*** Material to process ***

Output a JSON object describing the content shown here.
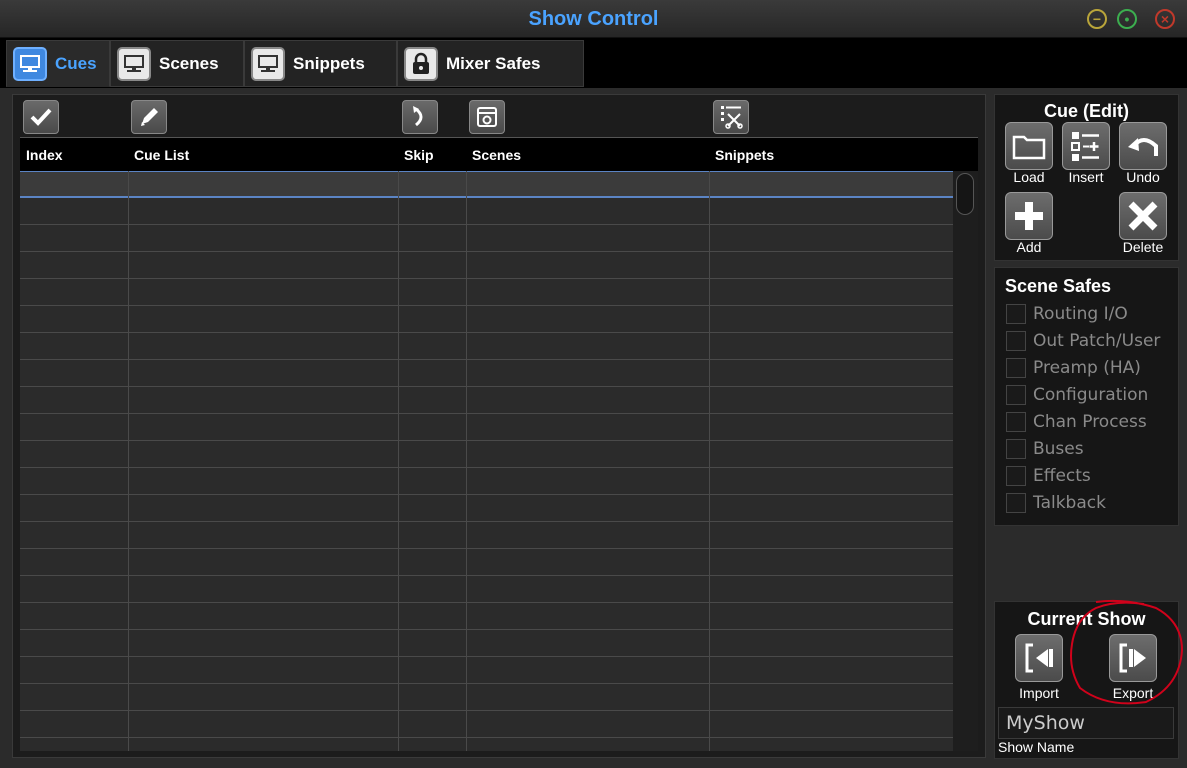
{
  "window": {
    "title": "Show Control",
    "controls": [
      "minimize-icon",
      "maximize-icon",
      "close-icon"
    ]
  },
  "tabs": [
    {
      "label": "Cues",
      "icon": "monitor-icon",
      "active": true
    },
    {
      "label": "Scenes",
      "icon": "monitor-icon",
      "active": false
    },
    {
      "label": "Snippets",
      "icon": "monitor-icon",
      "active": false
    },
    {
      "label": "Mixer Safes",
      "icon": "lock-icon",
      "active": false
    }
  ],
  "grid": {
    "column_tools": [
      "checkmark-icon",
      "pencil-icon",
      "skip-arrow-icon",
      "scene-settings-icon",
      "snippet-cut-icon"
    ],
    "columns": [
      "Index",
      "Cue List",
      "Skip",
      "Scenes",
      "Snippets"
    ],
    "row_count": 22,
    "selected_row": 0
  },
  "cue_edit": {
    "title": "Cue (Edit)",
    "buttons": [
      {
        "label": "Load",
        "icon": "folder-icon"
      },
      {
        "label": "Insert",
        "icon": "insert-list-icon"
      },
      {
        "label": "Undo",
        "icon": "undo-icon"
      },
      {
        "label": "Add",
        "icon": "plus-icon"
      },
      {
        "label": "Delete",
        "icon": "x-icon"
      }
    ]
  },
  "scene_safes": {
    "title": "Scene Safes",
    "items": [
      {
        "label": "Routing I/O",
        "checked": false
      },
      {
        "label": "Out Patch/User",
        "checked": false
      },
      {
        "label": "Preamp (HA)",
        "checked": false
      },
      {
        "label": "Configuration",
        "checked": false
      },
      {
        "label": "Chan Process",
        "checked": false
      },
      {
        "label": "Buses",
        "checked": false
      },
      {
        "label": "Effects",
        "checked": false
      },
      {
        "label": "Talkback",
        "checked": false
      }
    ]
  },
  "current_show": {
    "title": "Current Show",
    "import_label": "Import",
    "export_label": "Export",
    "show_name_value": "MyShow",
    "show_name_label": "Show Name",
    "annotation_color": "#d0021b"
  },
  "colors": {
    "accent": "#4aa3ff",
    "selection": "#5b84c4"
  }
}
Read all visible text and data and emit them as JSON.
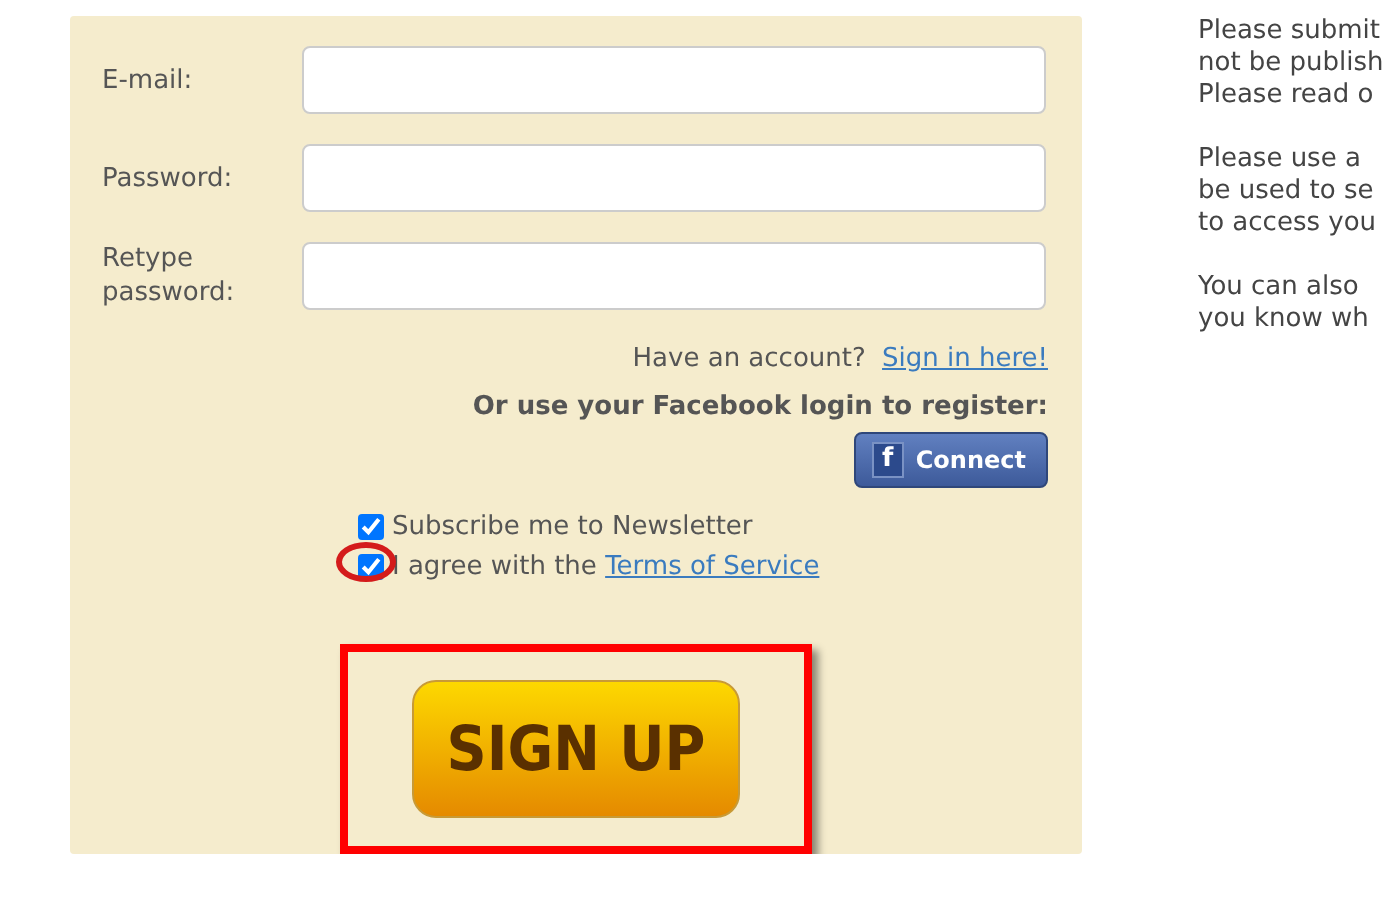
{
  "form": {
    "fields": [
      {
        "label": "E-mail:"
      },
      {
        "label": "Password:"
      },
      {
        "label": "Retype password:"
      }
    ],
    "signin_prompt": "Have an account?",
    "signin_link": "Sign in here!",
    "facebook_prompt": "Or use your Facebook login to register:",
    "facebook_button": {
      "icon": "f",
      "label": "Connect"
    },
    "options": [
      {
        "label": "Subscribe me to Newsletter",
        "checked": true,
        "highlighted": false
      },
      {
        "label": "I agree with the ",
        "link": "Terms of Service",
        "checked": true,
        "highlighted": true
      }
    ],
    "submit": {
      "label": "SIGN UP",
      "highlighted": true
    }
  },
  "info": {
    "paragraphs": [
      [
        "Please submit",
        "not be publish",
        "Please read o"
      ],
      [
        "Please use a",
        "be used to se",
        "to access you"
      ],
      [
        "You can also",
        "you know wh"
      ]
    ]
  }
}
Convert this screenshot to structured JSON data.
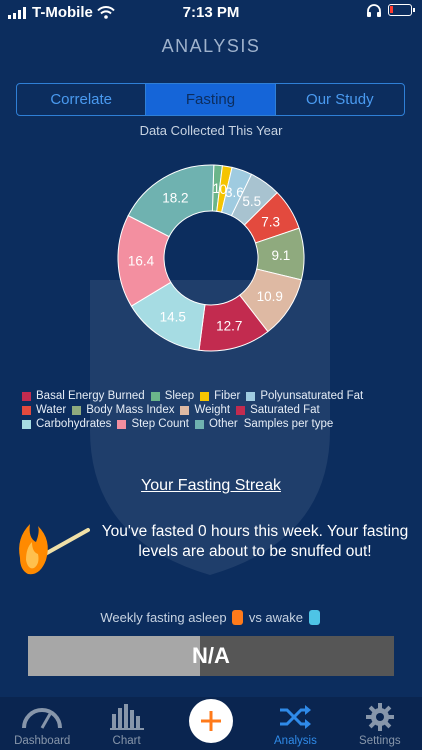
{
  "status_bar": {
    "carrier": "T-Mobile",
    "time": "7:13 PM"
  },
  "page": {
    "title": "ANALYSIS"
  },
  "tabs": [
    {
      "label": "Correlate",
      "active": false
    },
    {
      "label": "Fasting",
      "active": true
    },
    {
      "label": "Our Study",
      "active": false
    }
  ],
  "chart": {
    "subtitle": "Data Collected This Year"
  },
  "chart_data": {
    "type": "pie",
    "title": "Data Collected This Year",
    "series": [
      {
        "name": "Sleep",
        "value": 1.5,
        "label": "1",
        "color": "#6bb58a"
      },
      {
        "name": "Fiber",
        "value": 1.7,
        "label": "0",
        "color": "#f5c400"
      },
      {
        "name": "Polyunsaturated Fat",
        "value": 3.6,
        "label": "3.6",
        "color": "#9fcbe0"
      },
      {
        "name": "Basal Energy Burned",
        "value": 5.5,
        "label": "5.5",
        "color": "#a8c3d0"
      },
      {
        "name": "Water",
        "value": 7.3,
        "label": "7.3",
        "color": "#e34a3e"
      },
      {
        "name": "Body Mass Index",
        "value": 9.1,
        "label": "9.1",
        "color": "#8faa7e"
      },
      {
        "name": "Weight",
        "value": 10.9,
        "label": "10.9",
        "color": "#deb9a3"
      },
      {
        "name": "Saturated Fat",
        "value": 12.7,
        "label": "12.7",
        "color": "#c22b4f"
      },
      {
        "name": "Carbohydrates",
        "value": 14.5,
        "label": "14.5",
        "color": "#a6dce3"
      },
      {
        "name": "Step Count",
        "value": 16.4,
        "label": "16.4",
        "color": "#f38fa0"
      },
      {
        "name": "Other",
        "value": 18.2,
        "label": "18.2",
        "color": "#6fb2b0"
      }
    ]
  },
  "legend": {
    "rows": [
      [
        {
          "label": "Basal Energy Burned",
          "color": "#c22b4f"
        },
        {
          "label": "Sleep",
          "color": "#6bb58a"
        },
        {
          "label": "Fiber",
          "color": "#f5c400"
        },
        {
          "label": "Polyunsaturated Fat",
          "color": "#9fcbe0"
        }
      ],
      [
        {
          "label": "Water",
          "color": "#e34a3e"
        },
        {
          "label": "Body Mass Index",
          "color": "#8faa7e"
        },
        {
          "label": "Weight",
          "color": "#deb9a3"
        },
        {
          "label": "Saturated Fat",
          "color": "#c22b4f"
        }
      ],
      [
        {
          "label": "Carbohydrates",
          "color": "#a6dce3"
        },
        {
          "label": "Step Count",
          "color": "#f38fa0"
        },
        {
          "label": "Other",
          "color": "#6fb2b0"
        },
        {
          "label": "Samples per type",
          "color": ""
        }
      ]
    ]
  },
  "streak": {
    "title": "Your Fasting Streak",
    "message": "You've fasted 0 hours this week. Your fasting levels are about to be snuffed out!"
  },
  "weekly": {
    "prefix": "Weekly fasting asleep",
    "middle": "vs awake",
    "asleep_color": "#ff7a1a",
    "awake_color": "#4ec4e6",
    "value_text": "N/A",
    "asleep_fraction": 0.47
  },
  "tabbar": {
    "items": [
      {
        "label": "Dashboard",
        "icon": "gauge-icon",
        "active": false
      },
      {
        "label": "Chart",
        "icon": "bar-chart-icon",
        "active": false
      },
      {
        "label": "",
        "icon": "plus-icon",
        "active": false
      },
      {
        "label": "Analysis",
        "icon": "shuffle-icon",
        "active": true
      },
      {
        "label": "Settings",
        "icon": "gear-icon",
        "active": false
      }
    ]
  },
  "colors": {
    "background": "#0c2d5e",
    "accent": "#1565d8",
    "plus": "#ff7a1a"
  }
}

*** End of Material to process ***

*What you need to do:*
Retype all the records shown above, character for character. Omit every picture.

*Answer box:*
Output a JSON object describing the content shown here.
{
  "window": {
    "title": "Show Control",
    "controls": [
      "minimize-icon",
      "maximize-icon",
      "close-icon"
    ]
  },
  "tabs": [
    {
      "label": "Cues",
      "icon": "monitor-icon",
      "active": true
    },
    {
      "label": "Scenes",
      "icon": "monitor-icon",
      "active": false
    },
    {
      "label": "Snippets",
      "icon": "monitor-icon",
      "active": false
    },
    {
      "label": "Mixer Safes",
      "icon": "lock-icon",
      "active": false
    }
  ],
  "grid": {
    "column_tools": [
      "checkmark-icon",
      "pencil-icon",
      "skip-arrow-icon",
      "scene-settings-icon",
      "snippet-cut-icon"
    ],
    "columns": [
      "Index",
      "Cue List",
      "Skip",
      "Scenes",
      "Snippets"
    ],
    "row_count": 22,
    "selected_row": 0
  },
  "cue_edit": {
    "title": "Cue (Edit)",
    "buttons": [
      {
        "label": "Load",
        "icon": "folder-icon"
      },
      {
        "label": "Insert",
        "icon": "insert-list-icon"
      },
      {
        "label": "Undo",
        "icon": "undo-icon"
      },
      {
        "label": "Add",
        "icon": "plus-icon"
      },
      {
        "label": "Delete",
        "icon": "x-icon"
      }
    ]
  },
  "scene_safes": {
    "title": "Scene Safes",
    "items": [
      {
        "label": "Routing I/O",
        "checked": false
      },
      {
        "label": "Out Patch/User",
        "checked": false
      },
      {
        "label": "Preamp (HA)",
        "checked": false
      },
      {
        "label": "Configuration",
        "checked": false
      },
      {
        "label": "Chan Process",
        "checked": false
      },
      {
        "label": "Buses",
        "checked": false
      },
      {
        "label": "Effects",
        "checked": false
      },
      {
        "label": "Talkback",
        "checked": false
      }
    ]
  },
  "current_show": {
    "title": "Current Show",
    "import_label": "Import",
    "export_label": "Export",
    "show_name_value": "MyShow",
    "show_name_label": "Show Name",
    "annotation_color": "#d0021b"
  },
  "colors": {
    "accent": "#4aa3ff",
    "selection": "#5b84c4"
  }
}
Read all visible text and data and emit them as JSON.
{
  "form": {
    "fields": [
      {
        "label": "E-mail:"
      },
      {
        "label": "Password:"
      },
      {
        "label": "Retype password:"
      }
    ],
    "signin_prompt": "Have an account?",
    "signin_link": "Sign in here!",
    "facebook_prompt": "Or use your Facebook login to register:",
    "facebook_button": {
      "icon": "f",
      "label": "Connect"
    },
    "options": [
      {
        "label": "Subscribe me to Newsletter",
        "checked": true,
        "highlighted": false
      },
      {
        "label": "I agree with the ",
        "link": "Terms of Service",
        "checked": true,
        "highlighted": true
      }
    ],
    "submit": {
      "label": "SIGN UP",
      "highlighted": true
    }
  },
  "info": {
    "paragraphs": [
      [
        "Please submit",
        "not be publish",
        "Please read o"
      ],
      [
        "Please use a",
        "be used to se",
        "to access you"
      ],
      [
        "You can also",
        "you know wh"
      ]
    ]
  }
}
Convert this screenshot to structured JSON data.
{
  "status_bar": {
    "carrier": "T-Mobile",
    "time": "7:13 PM"
  },
  "page": {
    "title": "ANALYSIS"
  },
  "tabs": [
    {
      "label": "Correlate",
      "active": false
    },
    {
      "label": "Fasting",
      "active": true
    },
    {
      "label": "Our Study",
      "active": false
    }
  ],
  "chart": {
    "subtitle": "Data Collected This Year"
  },
  "chart_data": {
    "type": "pie",
    "title": "Data Collected This Year",
    "series": [
      {
        "name": "Sleep",
        "value": 1.5,
        "label": "1",
        "color": "#6bb58a"
      },
      {
        "name": "Fiber",
        "value": 1.7,
        "label": "0",
        "color": "#f5c400"
      },
      {
        "name": "Polyunsaturated Fat",
        "value": 3.6,
        "label": "3.6",
        "color": "#9fcbe0"
      },
      {
        "name": "Basal Energy Burned",
        "value": 5.5,
        "label": "5.5",
        "color": "#a8c3d0"
      },
      {
        "name": "Water",
        "value": 7.3,
        "label": "7.3",
        "color": "#e34a3e"
      },
      {
        "name": "Body Mass Index",
        "value": 9.1,
        "label": "9.1",
        "color": "#8faa7e"
      },
      {
        "name": "Weight",
        "value": 10.9,
        "label": "10.9",
        "color": "#deb9a3"
      },
      {
        "name": "Saturated Fat",
        "value": 12.7,
        "label": "12.7",
        "color": "#c22b4f"
      },
      {
        "name": "Carbohydrates",
        "value": 14.5,
        "label": "14.5",
        "color": "#a6dce3"
      },
      {
        "name": "Step Count",
        "value": 16.4,
        "label": "16.4",
        "color": "#f38fa0"
      },
      {
        "name": "Other",
        "value": 18.2,
        "label": "18.2",
        "color": "#6fb2b0"
      }
    ]
  },
  "legend": {
    "rows": [
      [
        {
          "label": "Basal Energy Burned",
          "color": "#c22b4f"
        },
        {
          "label": "Sleep",
          "color": "#6bb58a"
        },
        {
          "label": "Fiber",
          "color": "#f5c400"
        },
        {
          "label": "Polyunsaturated Fat",
          "color": "#9fcbe0"
        }
      ],
      [
        {
          "label": "Water",
          "color": "#e34a3e"
        },
        {
          "label": "Body Mass Index",
          "color": "#8faa7e"
        },
        {
          "label": "Weight",
          "color": "#deb9a3"
        },
        {
          "label": "Saturated Fat",
          "color": "#c22b4f"
        }
      ],
      [
        {
          "label": "Carbohydrates",
          "color": "#a6dce3"
        },
        {
          "label": "Step Count",
          "color": "#f38fa0"
        },
        {
          "label": "Other",
          "color": "#6fb2b0"
        },
        {
          "label": "Samples per type",
          "color": ""
        }
      ]
    ]
  },
  "streak": {
    "title": "Your Fasting Streak",
    "message": "You've fasted 0 hours this week. Your fasting levels are about to be snuffed out!"
  },
  "weekly": {
    "prefix": "Weekly fasting asleep",
    "middle": "vs awake",
    "asleep_color": "#ff7a1a",
    "awake_color": "#4ec4e6",
    "value_text": "N/A",
    "asleep_fraction": 0.47
  },
  "tabbar": {
    "items": [
      {
        "label": "Dashboard",
        "icon": "gauge-icon",
        "active": false
      },
      {
        "label": "Chart",
        "icon": "bar-chart-icon",
        "active": false
      },
      {
        "label": "",
        "icon": "plus-icon",
        "active": false
      },
      {
        "label": "Analysis",
        "icon": "shuffle-icon",
        "active": true
      },
      {
        "label": "Settings",
        "icon": "gear-icon",
        "active": false
      }
    ]
  },
  "colors": {
    "background": "#0c2d5e",
    "accent": "#1565d8",
    "plus": "#ff7a1a"
  }
}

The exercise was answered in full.